The Oakland A's were the most dominant team in the game for much of the year but they've experienced a sudden rapid descent in the past month after executing a daring trade that sent one of their most imposing hitters, Yoenis Cespedes, to the Red Sox for pitching ace Jon Lester. The A's were leading the AL West division for most of the season, but they're now looking up at the Angels and a possibly insurmountable 4.5-game deficit. Alas, the Wild Card safety net virtually assures they'll be playing October.

In the Midwest, Detroit and Milwaukee have also both relinquished division leads they'd been holding onto for much of the year. The Tigers have played below expectations as they often tend to. A blockbuster trade for David Price merely patched some holes in their rotation where Anibal Sanchez is hurt and Justin Verlander ineffective. Detroit hasn't fallen into any prolonged funk though, they were simply overtaken by a surging Royals team who are, like the Orioles, succeeding despite major flaws. Kansas City's offense is among the worst in the American League. Their success has been predicated on the league's best defense and a shutdown bullpen.

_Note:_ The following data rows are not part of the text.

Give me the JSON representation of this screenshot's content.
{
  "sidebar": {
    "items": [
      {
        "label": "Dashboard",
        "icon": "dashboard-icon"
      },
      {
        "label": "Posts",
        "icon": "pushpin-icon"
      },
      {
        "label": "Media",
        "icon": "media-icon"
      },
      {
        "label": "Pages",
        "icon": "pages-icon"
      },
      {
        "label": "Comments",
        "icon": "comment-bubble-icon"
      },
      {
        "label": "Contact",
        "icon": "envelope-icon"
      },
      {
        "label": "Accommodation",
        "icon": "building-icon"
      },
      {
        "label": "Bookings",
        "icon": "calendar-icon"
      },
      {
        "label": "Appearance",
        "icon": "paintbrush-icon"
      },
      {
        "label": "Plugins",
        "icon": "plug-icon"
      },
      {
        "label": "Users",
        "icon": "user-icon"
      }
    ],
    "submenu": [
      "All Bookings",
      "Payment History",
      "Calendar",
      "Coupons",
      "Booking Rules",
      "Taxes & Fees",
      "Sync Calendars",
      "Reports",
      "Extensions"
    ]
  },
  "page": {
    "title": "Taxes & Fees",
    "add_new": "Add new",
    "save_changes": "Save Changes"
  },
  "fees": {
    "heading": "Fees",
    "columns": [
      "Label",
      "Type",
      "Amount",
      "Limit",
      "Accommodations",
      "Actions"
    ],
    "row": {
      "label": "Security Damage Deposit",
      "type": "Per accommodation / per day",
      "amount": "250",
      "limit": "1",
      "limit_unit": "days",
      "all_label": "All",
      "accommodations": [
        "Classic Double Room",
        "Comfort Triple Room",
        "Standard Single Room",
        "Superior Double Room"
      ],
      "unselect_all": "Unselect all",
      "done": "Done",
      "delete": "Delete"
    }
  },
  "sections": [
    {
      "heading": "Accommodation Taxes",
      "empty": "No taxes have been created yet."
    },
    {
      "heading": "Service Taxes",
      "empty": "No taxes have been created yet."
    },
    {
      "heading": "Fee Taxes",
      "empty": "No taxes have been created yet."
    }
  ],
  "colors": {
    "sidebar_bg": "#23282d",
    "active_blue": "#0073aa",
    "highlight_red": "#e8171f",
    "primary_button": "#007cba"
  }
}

The Brew Crew got off to a great start, hung around atop the NL Central while their rivals struggled to figure things out, and now have gone 22-30 since the beginning of July. The wheels appear to be falling off for them as they've now lost 8 games in a row and their best player Carlos Gomez is out with a wrist injury.

Neither league looks to have much of a thrilling playoff chase in the works as the contenders are pretty clear. In the NL, the Nats, Cardinals, Dodgers, and Giants are virtual locks for the postseason with the Braves, Brewers, and Pirates fighting for the final wild card spot. In the AL it's the Orioles, Angels, and A's with the Royals, Tigers, and Mariners fighting for the other 2 spots. The Yankees are also technically in the mix but I have zero faith in them to stay there.

There's one other AL team on the outside looking in that I find highly intriguing though, and that's the Cleveland Indians.